» **Exercise**
Sort through the listing below and keep each line with the word "handle". Copy those.

» **Information supplied**
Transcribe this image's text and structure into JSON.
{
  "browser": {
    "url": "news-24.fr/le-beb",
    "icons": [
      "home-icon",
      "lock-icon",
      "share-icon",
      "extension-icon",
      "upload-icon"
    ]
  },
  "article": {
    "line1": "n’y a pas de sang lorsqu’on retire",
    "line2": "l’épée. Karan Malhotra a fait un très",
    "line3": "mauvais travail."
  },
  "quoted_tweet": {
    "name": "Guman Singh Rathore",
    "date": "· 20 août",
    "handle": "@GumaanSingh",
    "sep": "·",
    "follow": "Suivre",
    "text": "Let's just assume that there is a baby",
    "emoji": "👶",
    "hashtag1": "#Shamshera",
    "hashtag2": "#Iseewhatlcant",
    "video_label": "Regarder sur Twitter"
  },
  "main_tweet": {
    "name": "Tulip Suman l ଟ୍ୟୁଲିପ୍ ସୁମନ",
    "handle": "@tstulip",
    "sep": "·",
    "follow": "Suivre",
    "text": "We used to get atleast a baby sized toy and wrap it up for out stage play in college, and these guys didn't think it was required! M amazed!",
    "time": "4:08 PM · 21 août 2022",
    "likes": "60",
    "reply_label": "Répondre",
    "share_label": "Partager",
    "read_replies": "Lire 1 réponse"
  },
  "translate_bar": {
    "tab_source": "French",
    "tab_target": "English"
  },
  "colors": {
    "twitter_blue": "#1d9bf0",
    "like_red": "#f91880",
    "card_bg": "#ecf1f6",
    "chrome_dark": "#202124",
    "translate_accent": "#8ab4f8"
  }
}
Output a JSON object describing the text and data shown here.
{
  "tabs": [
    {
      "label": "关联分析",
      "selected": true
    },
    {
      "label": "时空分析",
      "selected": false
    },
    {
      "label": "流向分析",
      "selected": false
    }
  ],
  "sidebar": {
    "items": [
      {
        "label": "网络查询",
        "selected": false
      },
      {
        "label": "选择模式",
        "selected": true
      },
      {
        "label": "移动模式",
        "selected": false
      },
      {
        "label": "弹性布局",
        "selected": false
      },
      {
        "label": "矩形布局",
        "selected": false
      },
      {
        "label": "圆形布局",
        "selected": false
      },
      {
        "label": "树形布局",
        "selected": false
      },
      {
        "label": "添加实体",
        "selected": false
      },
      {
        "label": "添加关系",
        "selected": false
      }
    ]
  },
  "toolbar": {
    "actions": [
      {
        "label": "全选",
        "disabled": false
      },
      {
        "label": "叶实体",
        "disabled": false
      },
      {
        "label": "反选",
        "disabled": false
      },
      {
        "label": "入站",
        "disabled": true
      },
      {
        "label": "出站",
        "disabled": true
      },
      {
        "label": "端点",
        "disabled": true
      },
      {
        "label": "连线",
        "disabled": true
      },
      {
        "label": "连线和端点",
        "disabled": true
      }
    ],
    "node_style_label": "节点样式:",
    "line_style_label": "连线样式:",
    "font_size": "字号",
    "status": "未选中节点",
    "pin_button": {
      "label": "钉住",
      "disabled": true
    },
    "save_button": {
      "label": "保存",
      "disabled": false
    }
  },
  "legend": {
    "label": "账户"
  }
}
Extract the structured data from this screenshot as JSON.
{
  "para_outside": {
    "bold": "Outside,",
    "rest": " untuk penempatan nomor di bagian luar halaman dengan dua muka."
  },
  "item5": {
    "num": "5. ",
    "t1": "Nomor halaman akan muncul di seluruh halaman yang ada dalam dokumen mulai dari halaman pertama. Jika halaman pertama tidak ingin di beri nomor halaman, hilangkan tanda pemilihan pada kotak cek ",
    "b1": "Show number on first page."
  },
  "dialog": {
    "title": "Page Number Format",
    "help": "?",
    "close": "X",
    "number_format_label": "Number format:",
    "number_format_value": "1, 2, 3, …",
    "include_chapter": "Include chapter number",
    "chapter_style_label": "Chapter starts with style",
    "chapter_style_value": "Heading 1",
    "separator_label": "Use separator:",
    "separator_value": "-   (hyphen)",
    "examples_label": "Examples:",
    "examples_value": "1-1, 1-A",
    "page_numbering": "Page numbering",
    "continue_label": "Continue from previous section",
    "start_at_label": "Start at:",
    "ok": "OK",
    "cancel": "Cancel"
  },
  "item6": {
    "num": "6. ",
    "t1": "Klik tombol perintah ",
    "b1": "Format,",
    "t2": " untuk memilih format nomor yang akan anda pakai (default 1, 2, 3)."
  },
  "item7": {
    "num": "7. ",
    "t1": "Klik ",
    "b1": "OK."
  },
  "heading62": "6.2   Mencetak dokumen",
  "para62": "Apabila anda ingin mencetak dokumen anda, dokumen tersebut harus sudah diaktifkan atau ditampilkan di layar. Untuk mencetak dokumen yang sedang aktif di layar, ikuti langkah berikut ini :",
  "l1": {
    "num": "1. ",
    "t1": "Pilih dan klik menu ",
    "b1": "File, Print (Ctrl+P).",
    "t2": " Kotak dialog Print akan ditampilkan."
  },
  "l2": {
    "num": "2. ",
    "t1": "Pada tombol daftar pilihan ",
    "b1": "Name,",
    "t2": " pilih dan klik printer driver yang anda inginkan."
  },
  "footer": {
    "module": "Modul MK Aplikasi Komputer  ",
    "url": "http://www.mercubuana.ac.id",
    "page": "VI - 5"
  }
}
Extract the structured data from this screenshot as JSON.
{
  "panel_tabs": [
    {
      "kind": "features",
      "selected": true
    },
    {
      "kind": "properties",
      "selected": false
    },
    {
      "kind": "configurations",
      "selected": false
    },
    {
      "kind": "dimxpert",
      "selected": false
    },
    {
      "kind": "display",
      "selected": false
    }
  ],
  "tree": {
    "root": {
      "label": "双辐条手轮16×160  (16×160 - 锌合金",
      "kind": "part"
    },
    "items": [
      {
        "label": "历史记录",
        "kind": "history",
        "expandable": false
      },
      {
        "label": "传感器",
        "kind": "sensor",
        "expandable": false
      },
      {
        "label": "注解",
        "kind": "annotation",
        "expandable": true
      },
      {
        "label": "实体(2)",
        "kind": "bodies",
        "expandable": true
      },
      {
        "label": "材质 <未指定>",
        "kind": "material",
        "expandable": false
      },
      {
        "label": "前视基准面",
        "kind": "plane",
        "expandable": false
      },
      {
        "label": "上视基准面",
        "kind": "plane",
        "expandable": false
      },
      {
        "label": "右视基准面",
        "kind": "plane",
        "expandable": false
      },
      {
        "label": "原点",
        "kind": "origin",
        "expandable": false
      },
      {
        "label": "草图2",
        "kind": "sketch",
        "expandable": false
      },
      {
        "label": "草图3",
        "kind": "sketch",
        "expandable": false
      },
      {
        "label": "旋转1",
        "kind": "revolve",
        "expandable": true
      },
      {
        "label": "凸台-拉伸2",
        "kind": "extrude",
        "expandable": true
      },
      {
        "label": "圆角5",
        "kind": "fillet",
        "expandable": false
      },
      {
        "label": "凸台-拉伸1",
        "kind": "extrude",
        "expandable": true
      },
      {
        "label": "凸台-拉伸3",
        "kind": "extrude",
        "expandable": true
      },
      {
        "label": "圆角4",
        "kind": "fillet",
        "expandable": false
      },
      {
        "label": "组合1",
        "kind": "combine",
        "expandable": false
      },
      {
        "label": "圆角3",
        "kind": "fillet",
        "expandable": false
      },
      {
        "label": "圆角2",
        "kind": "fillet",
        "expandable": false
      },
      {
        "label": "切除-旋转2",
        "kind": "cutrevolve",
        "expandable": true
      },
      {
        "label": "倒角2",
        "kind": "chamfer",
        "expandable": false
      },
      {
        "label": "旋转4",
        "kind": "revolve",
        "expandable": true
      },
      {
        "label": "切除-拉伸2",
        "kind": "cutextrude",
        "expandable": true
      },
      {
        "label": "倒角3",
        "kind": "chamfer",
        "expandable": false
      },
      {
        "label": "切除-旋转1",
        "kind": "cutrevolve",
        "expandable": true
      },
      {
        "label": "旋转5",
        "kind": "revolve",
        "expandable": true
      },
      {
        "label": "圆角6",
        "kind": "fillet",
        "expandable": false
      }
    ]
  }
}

» **Solution to the problem**
    "handle": "@GumaanSingh",
    "handle": "@tstulip",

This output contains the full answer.